> _Task item_: Filter the entries for the word "details". Copy each line that has it.

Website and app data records
━━━━━━━━━━━━━━━━

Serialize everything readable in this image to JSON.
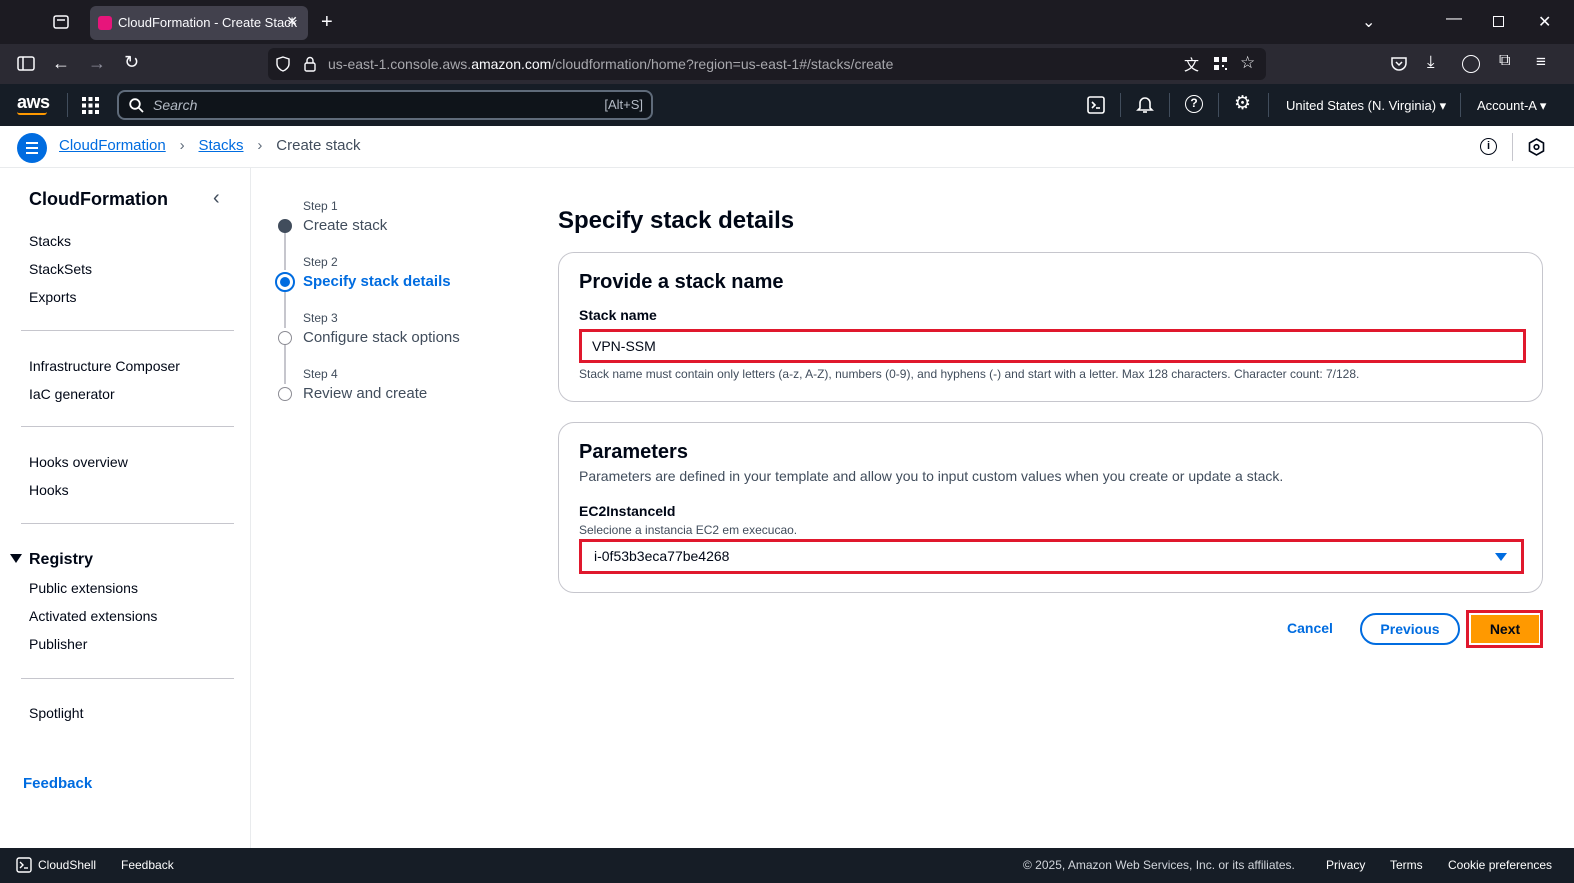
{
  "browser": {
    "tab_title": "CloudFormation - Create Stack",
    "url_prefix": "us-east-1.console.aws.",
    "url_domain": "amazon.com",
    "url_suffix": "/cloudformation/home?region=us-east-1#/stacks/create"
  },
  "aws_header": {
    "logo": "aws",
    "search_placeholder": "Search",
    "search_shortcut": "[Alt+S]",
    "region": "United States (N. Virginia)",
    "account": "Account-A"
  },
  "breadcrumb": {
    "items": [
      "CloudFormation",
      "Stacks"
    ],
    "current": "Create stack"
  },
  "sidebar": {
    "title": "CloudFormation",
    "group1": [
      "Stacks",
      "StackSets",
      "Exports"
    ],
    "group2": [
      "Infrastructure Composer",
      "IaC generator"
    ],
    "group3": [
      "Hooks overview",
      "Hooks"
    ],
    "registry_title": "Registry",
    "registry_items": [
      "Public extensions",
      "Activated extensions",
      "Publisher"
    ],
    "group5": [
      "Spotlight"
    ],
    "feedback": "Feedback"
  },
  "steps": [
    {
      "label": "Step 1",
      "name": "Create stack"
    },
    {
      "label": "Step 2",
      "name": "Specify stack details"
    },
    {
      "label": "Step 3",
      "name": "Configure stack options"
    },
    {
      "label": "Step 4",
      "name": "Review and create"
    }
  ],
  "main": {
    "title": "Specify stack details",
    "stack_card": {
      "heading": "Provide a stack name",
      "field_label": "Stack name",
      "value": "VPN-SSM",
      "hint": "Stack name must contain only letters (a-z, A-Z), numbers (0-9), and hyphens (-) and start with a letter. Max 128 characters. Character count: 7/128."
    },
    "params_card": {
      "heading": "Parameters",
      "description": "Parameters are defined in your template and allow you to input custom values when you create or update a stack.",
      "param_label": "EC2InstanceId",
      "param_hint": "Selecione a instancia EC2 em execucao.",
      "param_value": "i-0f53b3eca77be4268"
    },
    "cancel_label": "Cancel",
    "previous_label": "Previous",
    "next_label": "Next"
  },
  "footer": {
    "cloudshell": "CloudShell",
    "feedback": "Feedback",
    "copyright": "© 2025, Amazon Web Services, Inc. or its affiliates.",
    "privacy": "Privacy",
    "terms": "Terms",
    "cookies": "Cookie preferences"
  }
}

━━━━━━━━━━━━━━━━

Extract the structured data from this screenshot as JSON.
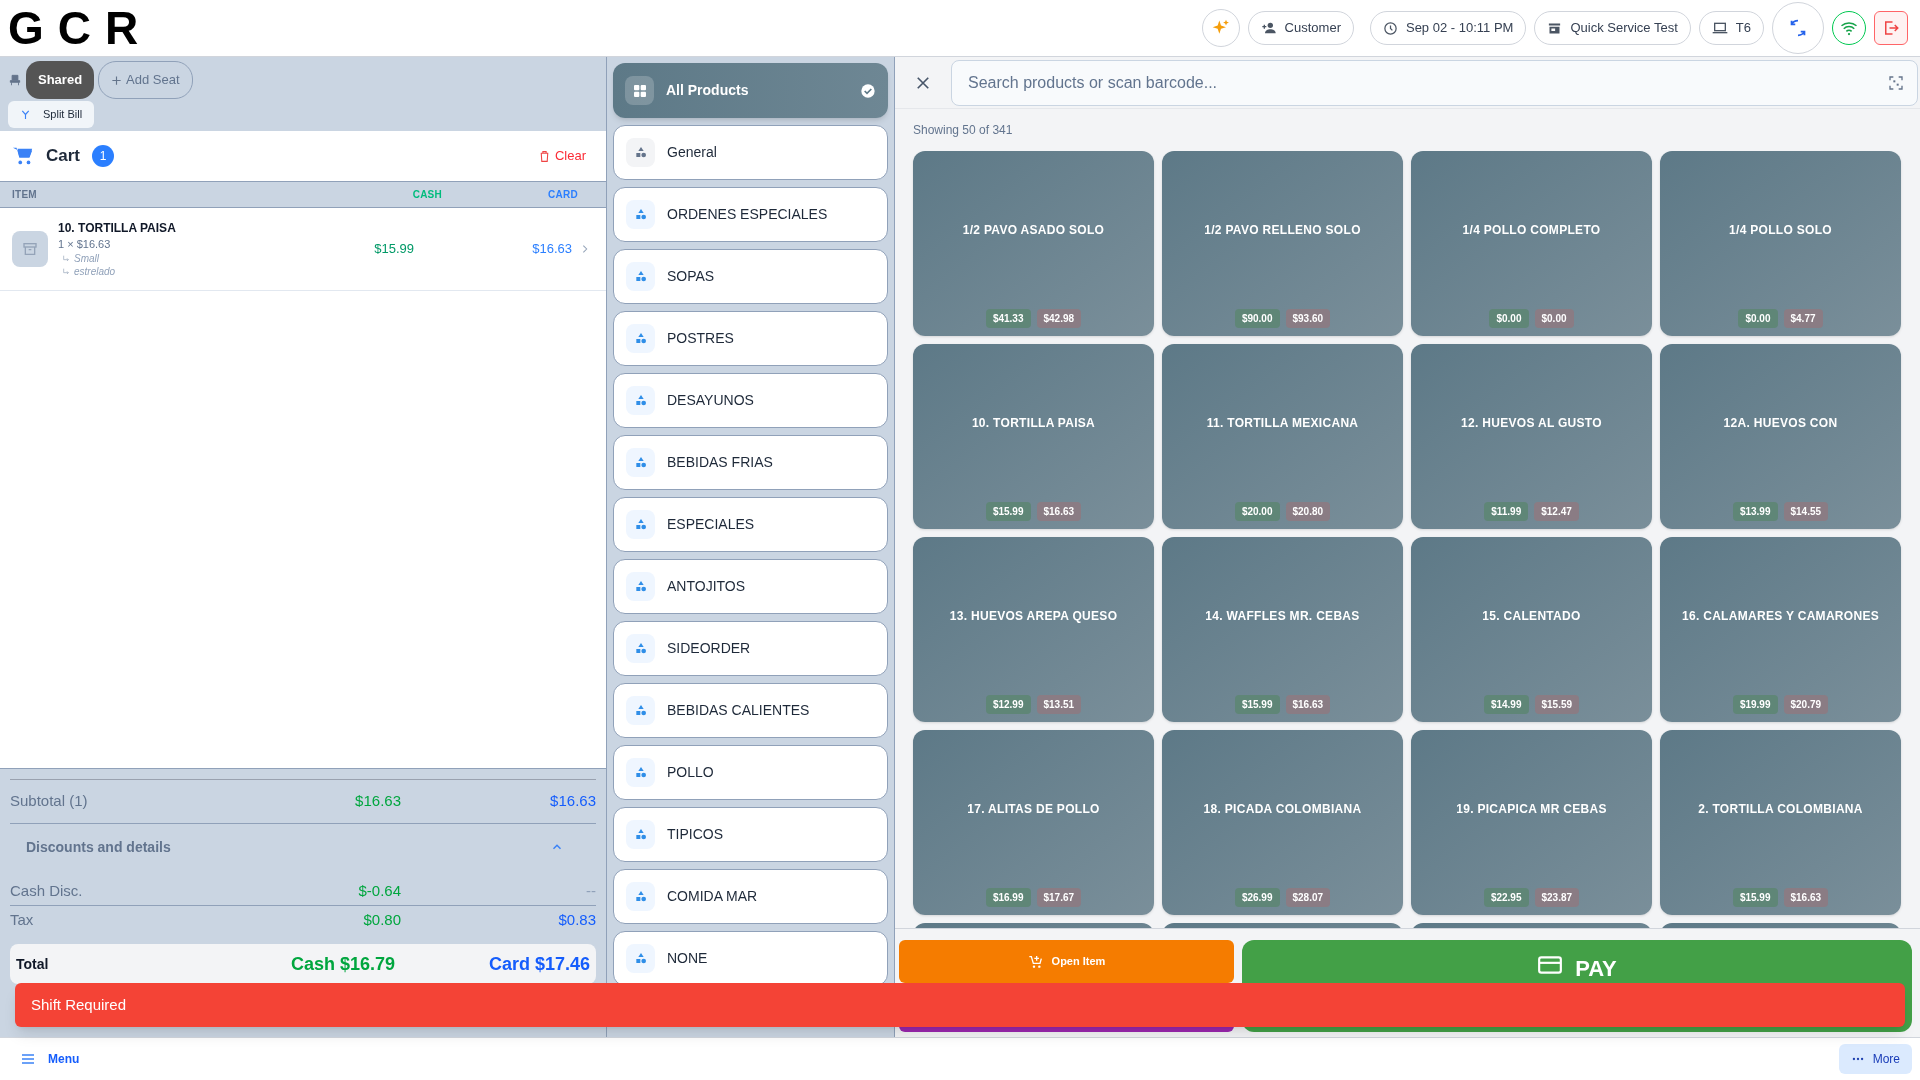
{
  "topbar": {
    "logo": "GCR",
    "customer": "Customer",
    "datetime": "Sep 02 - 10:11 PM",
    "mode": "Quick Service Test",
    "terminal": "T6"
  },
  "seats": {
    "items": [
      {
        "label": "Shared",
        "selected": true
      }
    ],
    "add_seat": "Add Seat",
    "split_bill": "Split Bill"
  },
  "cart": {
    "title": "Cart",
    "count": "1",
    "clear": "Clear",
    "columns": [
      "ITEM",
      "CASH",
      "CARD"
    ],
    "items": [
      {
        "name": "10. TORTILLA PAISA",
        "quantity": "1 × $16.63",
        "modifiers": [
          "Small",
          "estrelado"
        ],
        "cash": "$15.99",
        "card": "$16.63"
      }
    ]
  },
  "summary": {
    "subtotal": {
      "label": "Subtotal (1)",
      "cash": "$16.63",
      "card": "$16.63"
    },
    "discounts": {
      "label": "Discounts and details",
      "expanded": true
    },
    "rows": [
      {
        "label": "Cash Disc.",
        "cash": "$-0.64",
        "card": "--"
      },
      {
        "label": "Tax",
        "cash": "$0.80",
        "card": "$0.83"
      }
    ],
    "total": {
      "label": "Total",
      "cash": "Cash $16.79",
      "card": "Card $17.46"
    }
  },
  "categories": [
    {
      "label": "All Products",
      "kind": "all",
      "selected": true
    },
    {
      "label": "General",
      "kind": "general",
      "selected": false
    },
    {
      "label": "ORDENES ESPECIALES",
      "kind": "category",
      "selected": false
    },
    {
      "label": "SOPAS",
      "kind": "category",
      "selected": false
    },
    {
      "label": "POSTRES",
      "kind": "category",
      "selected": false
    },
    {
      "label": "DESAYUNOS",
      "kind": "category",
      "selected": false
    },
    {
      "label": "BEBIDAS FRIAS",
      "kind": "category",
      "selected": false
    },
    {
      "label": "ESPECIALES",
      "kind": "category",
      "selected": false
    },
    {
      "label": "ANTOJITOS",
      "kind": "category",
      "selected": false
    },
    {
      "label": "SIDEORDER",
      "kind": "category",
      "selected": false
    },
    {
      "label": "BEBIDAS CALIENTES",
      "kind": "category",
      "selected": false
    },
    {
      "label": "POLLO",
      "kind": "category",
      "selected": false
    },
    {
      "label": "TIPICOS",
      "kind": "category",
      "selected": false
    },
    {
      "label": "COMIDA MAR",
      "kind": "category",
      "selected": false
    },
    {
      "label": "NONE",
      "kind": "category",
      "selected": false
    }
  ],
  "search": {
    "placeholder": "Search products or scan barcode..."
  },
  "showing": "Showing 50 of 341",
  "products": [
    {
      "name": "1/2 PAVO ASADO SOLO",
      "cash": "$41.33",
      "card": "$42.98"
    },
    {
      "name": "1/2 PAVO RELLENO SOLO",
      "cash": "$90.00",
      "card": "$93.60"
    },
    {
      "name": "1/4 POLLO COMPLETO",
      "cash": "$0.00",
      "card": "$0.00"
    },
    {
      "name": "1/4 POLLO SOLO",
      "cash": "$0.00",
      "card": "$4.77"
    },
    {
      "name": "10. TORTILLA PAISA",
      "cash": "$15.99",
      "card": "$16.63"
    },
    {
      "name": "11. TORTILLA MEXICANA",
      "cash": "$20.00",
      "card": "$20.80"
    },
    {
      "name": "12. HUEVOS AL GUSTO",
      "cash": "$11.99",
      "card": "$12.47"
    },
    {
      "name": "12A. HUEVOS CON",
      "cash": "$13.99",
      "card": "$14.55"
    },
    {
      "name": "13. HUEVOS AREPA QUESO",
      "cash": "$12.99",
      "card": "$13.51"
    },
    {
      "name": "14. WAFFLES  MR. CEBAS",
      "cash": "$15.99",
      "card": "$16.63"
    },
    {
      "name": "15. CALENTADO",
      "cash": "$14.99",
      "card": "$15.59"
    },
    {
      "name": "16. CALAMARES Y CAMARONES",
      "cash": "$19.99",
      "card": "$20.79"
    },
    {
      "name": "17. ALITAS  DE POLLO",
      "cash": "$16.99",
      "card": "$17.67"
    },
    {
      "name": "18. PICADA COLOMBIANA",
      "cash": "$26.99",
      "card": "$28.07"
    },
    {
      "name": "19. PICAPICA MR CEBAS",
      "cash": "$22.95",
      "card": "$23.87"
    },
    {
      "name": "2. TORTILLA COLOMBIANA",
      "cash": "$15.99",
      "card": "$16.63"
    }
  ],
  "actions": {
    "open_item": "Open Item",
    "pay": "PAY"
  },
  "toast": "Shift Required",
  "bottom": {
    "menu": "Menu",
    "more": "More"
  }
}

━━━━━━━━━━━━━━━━

> _Reply to the exercise_:
      "name": "Specify stack details"
    "title": "Specify stack details",
      "label": "Discounts and details",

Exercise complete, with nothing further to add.